First, on February 18th, Vitali Klitschko decisioned Dereck Chisora. One week later, Alexander Povetkin edged Marco Huck in an entertaining bout marked by high drama in the final two rounds. Next Saturday, Wladimir Klitschko will defend his belts against Jean-Marc Mormeck.
Klitschko-Mormeck shapes up as a mismatch. Epix boxing acquisitions consultant Roy Langbord acknowledges as much, but says, “The heavyweight division intrigues people, and fighters like the Klitschkos, Povetkin, and Robert Helenius have been available. We don’t have anywhere near the budget that HBO and Showtime have to spend on fights. But we’ve been opportunistic and have been able to buy compelling fights that were overlooked in the U.S. market.”
Six of Epix’s eight shows to date (including Klitschko-Mormeck) have revolved around heavyweights. The other two featured James DeGale vs. George Groves and Felix Sturm vs Matthew Macklin. The bouts have been entertaining and, in several instances, notable.
All but two of the cards originated in Germany; the others in England and Finland. The fights are called for Epix from a TV studio in New York off a foreign television feed. The commentating team of Bruce Beck, Freddie Roach, and Dan Rafael does a good job. Chris Mannix serves as an on-site reporter.
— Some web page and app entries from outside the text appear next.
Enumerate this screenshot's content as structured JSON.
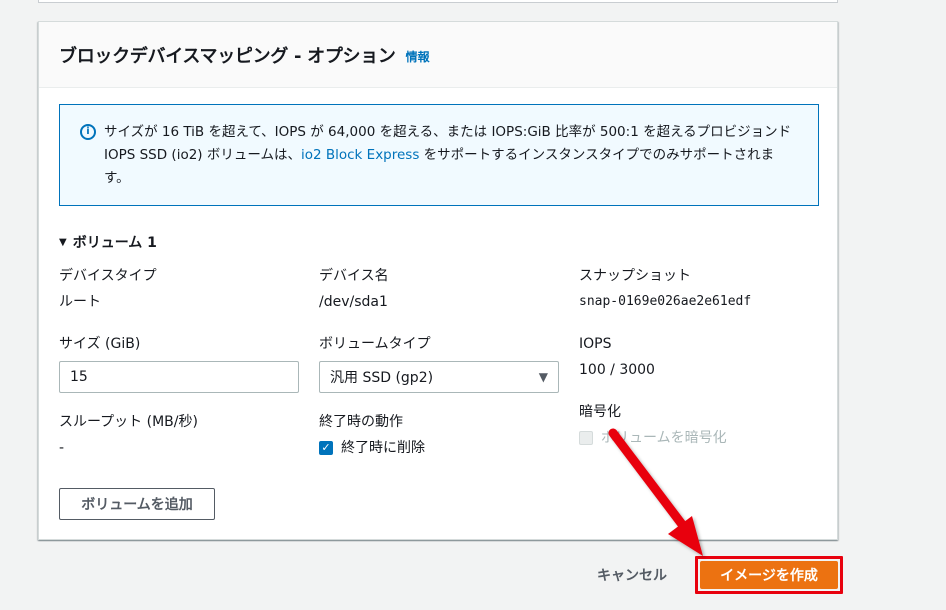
{
  "section": {
    "title": "ブロックデバイスマッピング - オプション",
    "info_link": "情報"
  },
  "alert": {
    "text_before": "サイズが 16 TiB を超えて、IOPS が 64,000 を超える、または IOPS:GiB 比率が 500:1 を超えるプロビジョンド IOPS SSD (io2) ボリュームは、",
    "link": "io2 Block Express",
    "text_after": " をサポートするインスタンスタイプでのみサポートされます。"
  },
  "volume": {
    "header": "ボリューム 1",
    "device_type": {
      "label": "デバイスタイプ",
      "value": "ルート"
    },
    "device_name": {
      "label": "デバイス名",
      "value": "/dev/sda1"
    },
    "snapshot": {
      "label": "スナップショット",
      "value": "snap-0169e026ae2e61edf"
    },
    "size": {
      "label": "サイズ (GiB)",
      "value": "15"
    },
    "volume_type": {
      "label": "ボリュームタイプ",
      "value": "汎用 SSD (gp2)"
    },
    "iops": {
      "label": "IOPS",
      "value": "100 / 3000"
    },
    "throughput": {
      "label": "スループット (MB/秒)",
      "value": "-"
    },
    "termination": {
      "label": "終了時の動作",
      "checkbox_label": "終了時に削除",
      "checked": true
    },
    "encryption": {
      "label": "暗号化",
      "checkbox_label": "ボリュームを暗号化",
      "checked": false,
      "disabled": true
    }
  },
  "buttons": {
    "add_volume": "ボリュームを追加",
    "cancel": "キャンセル",
    "create_image": "イメージを作成"
  },
  "colors": {
    "primary_button": "#ec7211",
    "link": "#0073bb",
    "annotation": "#e8000d"
  }
}
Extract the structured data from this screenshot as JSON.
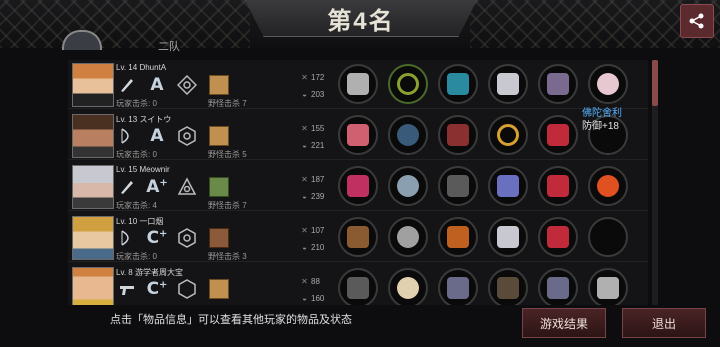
{
  "header": {
    "title": "第4名",
    "tab_peek_label": "二队"
  },
  "players": [
    {
      "level": "Lv. 14",
      "name": "DhuntA",
      "kills_label": "玩家击杀:",
      "kills": "0",
      "monster_kills_label": "野怪击杀",
      "monster_kills": "7",
      "grade": "A",
      "grade_plus": "",
      "attack": "172",
      "defense": "203",
      "weapon": "knife-icon"
    },
    {
      "level": "Lv. 13",
      "name": "スイトウ",
      "kills_label": "玩家击杀:",
      "kills": "0",
      "monster_kills_label": "野怪击杀",
      "monster_kills": "5",
      "grade": "A",
      "grade_plus": "",
      "attack": "155",
      "defense": "221",
      "weapon": "bow-icon"
    },
    {
      "level": "Lv. 15",
      "name": "Meownir",
      "kills_label": "玩家击杀:",
      "kills": "4",
      "monster_kills_label": "野怪击杀",
      "monster_kills": "7",
      "grade": "A",
      "grade_plus": "+",
      "attack": "187",
      "defense": "239",
      "weapon": "knife-icon"
    },
    {
      "level": "Lv. 10",
      "name": "一口烟",
      "kills_label": "玩家击杀:",
      "kills": "0",
      "monster_kills_label": "野怪击杀",
      "monster_kills": "3",
      "grade": "C",
      "grade_plus": "+",
      "attack": "107",
      "defense": "210",
      "weapon": "bow-icon"
    },
    {
      "level": "Lv. 8",
      "name": "游学者周大宝",
      "kills_label": "",
      "kills": "",
      "monster_kills_label": "",
      "monster_kills": "",
      "grade": "C",
      "grade_plus": "+",
      "attack": "88",
      "defense": "160",
      "weapon": "pistol-icon"
    }
  ],
  "tooltip": {
    "name": "佛陀舍利",
    "stat": "防御+18"
  },
  "footer": {
    "info": "点击「物品信息」可以查看其他玩家的物品及状态",
    "result_button": "游戏结果",
    "exit_button": "退出"
  },
  "colors": {
    "accent_red": "#7a4446",
    "panel_bg": "#141416",
    "tooltip_blue": "#5ab4ff"
  }
}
Epix televises its fights live on Saturday afternoons (usually around 4:00 or 5:00 PM east coast time). That’s a throwback to the era when boxing was an anchor for Saturday afternoon sports programming, most notably on ABC’s Wide World of Sports.
As a practical matter, Epix gets the fights that HBO and Showtime don’t want. It typically pays a license fee in the neighborhood of $100,000 per show. That means Epix has paid less for all eight of its fight cards combined over the past year than HBO and Showtime often pay for a single telecast. But with judicious buying and wise production decisions, it has put together good shows.
On a shoestring budget, Epix is giving boxing fans a good pair of shoes.
Thomas Hauser can be reached by email at email@example.com. His most recent book (Winks and Daggers: An Inside Look at Another Year in Boxing) was published by the University of Arkansas Press.